*** Opening of Supplied entries ***

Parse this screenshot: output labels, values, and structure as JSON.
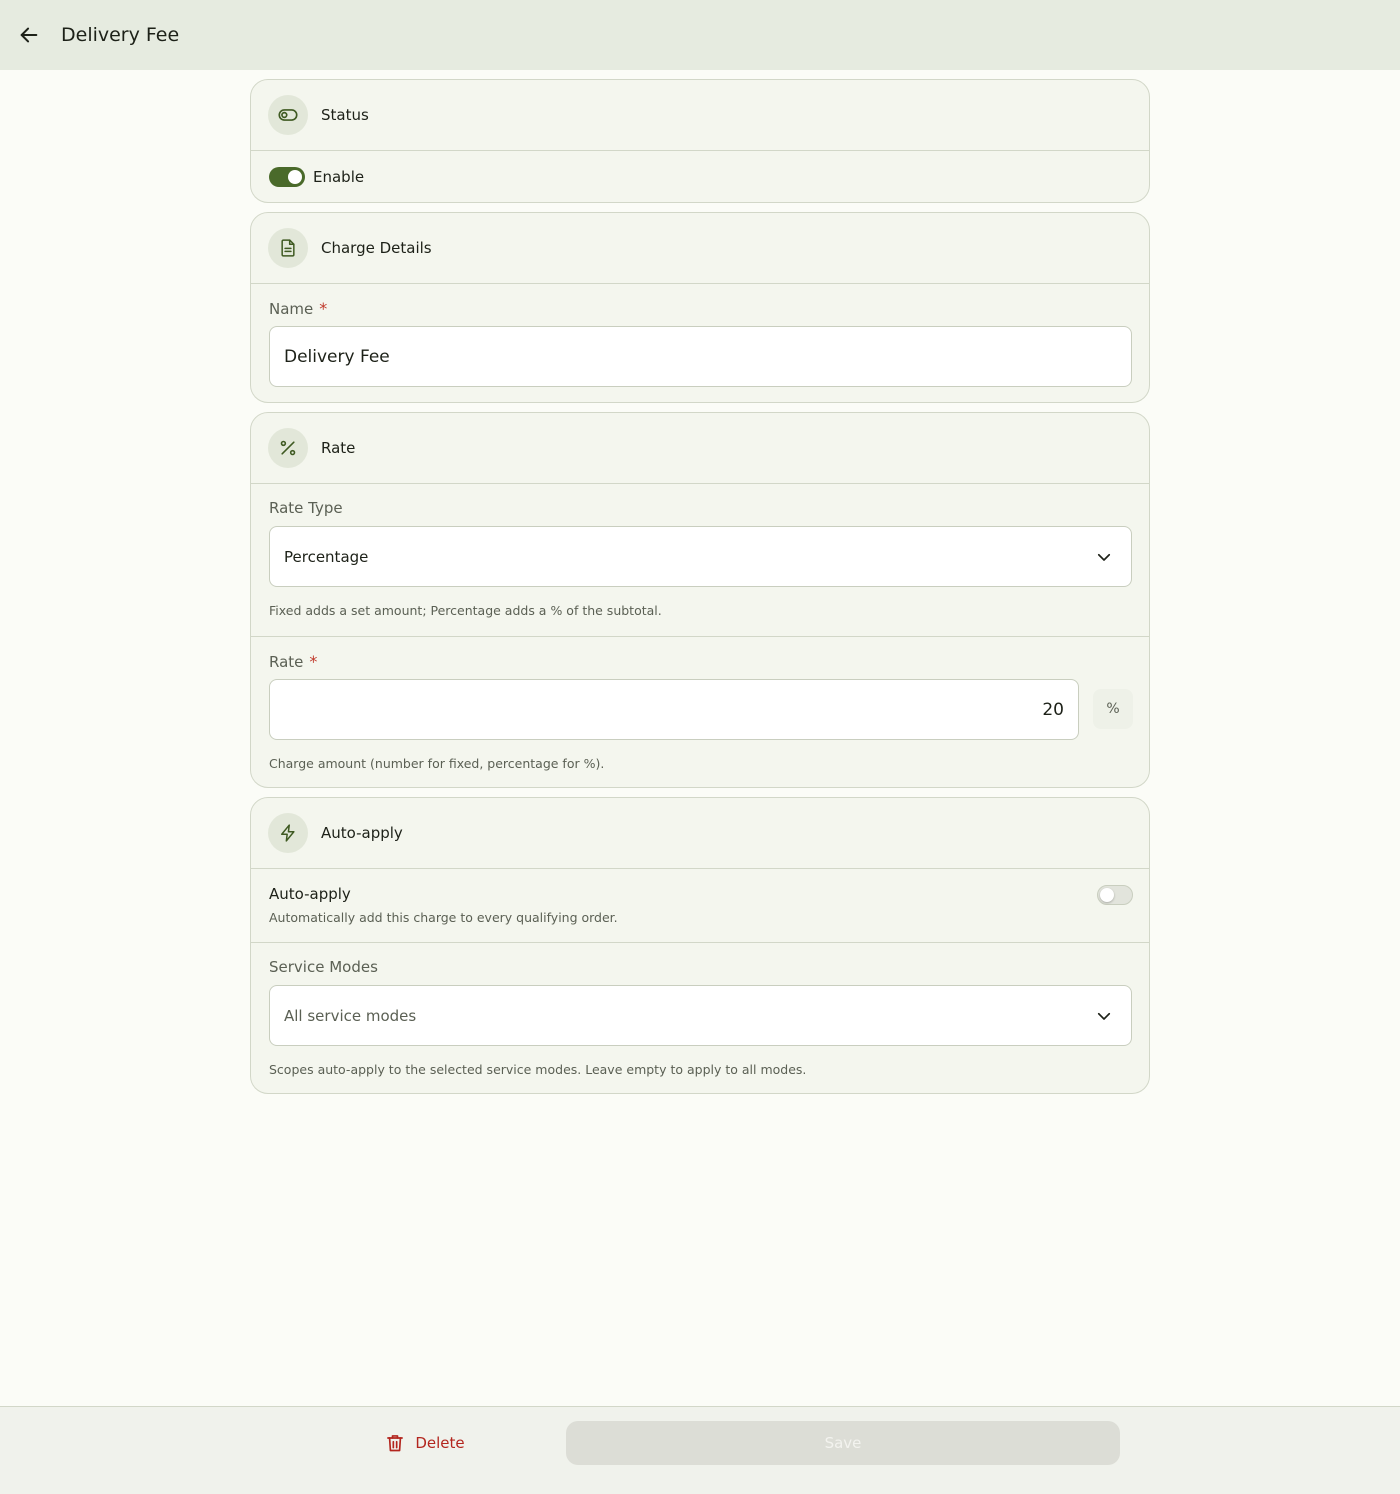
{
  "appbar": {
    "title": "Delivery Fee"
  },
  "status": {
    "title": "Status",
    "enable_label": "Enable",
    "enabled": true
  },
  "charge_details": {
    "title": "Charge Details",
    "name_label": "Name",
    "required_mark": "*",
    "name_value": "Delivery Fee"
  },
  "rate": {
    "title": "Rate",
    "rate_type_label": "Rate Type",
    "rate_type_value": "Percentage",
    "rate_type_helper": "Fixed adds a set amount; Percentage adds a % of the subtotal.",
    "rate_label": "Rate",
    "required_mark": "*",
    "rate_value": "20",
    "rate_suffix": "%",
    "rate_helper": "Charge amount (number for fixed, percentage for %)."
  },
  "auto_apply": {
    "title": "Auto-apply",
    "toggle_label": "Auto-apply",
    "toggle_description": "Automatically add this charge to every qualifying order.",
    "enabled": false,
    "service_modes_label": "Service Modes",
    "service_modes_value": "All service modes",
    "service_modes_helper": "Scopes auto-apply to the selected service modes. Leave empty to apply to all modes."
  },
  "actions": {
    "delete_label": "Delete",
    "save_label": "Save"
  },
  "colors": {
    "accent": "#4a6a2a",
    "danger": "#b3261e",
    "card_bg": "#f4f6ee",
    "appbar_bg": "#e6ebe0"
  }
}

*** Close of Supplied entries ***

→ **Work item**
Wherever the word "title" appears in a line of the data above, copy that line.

→ **Written answer**
    "title": "Delivery Fee"
    "title": "Status",
    "title": "Charge Details",
    "title": "Rate",
    "title": "Auto-apply",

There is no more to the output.